A few days ago, I put a face to a name I've known well since I started this job. See, normally, I'm great with faces. New customer comes in to drop off three emergency room meds and comes back at their pick up time, I'll remember that they're getting a Pred Pak, a Z-Pak and Cheratussin AC with directions for the Mucinex D that's behind the counter, so I hope to Dog they have their State ID... but I won't remember the name to save my Inherited from the German Side of the Family Arsch unless it's also the name of a close family member or otherwise enters into conversation.
But the face? See them once, and I've got it.
So it's odd for me to hear a name, like Mary or Clark Duncan and not know a face to go with it. In this case, though, two names went with one face, because Mr. Duncan picked up several times a week for Mary or Clark Duncan like clockwork.
I was surprised to say the least when two women, one clearly in her 70s or older and one somewhere in the middle of life, came in and asked for Mary Duncan's medicines. After I got through the basics, I asked if Clark was all right.
The younger woman burst into tears. The older one said simply, "Yes, now. He's passed on."
Well fuck. Stepped in that one barefoot!
By the end of the transaction I of course apologized and offered sympathies on behalf of the pharmacy, and set his profile to 'deceased' which stops all automatic phone calls and such to the phone number on file. Last thing a widow needs to hear is "Mr. Duncan has two days to pick up his medication before it's returned to stock."

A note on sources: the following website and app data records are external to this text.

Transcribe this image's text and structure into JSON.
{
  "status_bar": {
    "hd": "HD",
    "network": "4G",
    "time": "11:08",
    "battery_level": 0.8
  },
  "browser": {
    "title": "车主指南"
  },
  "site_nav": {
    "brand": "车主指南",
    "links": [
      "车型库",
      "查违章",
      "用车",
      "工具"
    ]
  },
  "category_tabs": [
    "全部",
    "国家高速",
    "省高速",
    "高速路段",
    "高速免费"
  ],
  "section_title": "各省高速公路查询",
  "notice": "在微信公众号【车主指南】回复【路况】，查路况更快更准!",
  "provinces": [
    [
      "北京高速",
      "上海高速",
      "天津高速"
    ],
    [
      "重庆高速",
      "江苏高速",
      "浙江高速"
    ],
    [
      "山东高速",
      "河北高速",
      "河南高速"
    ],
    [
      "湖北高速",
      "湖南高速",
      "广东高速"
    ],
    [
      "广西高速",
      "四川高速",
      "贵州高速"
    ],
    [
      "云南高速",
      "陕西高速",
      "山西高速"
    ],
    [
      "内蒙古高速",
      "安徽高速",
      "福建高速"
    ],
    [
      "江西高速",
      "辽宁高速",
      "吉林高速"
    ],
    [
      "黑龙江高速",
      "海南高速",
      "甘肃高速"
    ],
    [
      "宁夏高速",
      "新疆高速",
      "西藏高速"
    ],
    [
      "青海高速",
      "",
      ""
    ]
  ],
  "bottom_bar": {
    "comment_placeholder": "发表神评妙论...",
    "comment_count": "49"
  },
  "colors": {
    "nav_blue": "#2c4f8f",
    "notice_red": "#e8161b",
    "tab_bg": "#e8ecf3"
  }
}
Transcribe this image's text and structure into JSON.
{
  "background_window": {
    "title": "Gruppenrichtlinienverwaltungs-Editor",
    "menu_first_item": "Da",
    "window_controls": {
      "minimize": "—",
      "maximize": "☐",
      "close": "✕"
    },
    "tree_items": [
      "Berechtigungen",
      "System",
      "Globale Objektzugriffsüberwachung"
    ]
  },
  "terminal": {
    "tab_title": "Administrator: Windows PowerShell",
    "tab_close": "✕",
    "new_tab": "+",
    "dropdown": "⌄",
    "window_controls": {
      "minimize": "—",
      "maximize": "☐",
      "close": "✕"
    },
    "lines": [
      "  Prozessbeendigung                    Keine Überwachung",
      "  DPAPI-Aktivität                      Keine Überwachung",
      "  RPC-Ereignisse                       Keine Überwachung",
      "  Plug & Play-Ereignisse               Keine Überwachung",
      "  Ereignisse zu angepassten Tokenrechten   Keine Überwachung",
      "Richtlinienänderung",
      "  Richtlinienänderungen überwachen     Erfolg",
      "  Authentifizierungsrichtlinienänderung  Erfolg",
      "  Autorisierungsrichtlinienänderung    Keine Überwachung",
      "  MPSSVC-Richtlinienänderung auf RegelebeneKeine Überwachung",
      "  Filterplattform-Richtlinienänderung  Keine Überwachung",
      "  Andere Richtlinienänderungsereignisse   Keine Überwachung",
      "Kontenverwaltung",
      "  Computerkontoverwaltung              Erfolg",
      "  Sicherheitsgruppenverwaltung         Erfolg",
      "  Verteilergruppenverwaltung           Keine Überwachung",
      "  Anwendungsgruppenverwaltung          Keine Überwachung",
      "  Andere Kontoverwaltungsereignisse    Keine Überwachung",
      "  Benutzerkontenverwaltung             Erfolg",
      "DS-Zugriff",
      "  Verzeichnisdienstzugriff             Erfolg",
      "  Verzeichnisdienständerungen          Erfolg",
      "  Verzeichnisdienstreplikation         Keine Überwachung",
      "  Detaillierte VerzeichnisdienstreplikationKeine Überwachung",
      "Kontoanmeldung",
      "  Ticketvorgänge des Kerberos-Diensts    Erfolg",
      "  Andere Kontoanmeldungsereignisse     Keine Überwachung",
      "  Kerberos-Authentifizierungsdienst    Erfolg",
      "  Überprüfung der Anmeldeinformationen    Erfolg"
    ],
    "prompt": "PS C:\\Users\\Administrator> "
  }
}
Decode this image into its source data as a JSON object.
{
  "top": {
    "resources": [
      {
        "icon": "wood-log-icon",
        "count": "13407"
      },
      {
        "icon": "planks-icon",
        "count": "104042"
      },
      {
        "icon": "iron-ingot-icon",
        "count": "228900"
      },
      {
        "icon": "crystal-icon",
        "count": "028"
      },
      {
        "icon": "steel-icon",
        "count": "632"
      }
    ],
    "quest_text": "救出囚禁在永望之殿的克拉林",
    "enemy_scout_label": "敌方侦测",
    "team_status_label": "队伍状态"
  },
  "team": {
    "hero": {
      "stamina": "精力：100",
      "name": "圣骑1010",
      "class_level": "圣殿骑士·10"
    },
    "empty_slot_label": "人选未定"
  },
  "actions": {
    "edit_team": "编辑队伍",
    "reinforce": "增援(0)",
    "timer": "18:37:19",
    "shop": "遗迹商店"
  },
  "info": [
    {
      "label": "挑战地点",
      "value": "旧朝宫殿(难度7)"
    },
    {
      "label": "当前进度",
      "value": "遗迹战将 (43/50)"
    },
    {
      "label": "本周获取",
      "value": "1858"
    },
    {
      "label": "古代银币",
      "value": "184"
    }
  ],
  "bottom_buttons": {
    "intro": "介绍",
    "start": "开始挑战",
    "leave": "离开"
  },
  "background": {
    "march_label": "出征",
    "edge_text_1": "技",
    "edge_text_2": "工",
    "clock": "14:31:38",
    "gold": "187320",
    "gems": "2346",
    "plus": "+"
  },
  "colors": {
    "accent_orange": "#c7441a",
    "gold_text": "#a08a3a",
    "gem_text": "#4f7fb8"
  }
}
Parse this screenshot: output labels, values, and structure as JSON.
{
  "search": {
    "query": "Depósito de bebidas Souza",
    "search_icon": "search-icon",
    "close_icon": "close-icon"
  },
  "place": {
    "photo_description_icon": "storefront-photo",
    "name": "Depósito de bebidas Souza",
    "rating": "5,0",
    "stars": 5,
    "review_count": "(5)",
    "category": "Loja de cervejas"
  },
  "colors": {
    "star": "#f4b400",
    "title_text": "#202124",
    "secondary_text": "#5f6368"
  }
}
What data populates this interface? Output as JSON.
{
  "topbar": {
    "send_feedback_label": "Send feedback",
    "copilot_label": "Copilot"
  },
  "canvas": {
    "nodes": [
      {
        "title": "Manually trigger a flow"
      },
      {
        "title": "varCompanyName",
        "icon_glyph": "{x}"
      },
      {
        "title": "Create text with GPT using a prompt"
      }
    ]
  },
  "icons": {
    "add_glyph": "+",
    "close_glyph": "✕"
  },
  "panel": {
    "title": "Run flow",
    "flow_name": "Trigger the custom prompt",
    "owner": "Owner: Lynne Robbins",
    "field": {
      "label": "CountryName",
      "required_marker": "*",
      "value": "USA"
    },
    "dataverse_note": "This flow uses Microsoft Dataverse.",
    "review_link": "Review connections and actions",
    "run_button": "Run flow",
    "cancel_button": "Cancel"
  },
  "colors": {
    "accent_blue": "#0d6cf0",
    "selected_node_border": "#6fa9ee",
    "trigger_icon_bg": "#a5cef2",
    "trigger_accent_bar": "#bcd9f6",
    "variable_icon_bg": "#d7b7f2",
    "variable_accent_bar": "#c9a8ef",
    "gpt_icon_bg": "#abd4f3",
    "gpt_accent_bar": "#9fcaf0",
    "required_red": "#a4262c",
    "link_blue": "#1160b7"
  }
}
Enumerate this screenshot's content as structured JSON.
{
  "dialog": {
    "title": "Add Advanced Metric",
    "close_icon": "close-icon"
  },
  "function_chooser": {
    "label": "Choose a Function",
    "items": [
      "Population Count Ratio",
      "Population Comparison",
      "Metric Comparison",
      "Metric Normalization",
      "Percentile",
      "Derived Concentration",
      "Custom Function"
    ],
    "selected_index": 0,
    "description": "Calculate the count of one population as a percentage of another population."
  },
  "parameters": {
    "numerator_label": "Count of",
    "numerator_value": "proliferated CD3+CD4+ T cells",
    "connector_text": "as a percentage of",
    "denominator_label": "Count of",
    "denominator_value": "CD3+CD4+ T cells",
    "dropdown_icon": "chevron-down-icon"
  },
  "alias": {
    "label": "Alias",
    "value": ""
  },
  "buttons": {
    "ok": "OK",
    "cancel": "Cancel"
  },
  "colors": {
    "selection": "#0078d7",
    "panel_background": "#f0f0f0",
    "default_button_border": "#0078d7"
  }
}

But the thing that kicked me in the gut was that I didn't have the heart to tell these women, the younger one especially who went on and on about how wonderful "Dad" was... that to us, "Dad" was by and large a jerk. He was a tosser, and I don't mean that in the British sense of the word. Rather that he had a habit of taking whatever was in his hand and tossing it onto the counter-- and often right across it onto the floor at my feet. Usually, it was a piece of scratch paper with a name and some prescription numbers on it flipped in my general direction as he barked the word "Tomorrow" and walked away without a moment of eye contact or bothering with manners or courtesy. He was just generally impatient, and explaining things like Prior Auths was difficult to say the least. He didn't want to stand still and listen to anyone, just throw paper at us and walk away.
So, what makes someone a "wonderful man"? Because, to be honest, my opinion of him wouldn't change much from knowing if he was a deacon at church or helped with a food bank or any of the rest of the things they usually put in an obituary. The only time I remember him *ever* being more than stony and in a rush was when I wished him "a nice Christmas". He actually stopped and said thank you to that. I'd been waiting on him at least weekly for over a year by that point, and didn't know until then that his eyes were brown, because he'd never looked at me before.
This makes me wonder what else I don't know about this former customer of ours that made others mourn him so openly. And then I wonder if he'd care if anyone missed him or wished him well in whatever lies beyond the flat line when he never bothered to learn our names or look us in the faces, even though we all knew him.
Knowing how much most of my customers appreciate my ability to recognize them as individuals with names and frequent prescriptions and families and lives, it's a little bizarre to me to see someone so unresponsive to those measures called "a wonderful man".
Was he? I couldn't tell.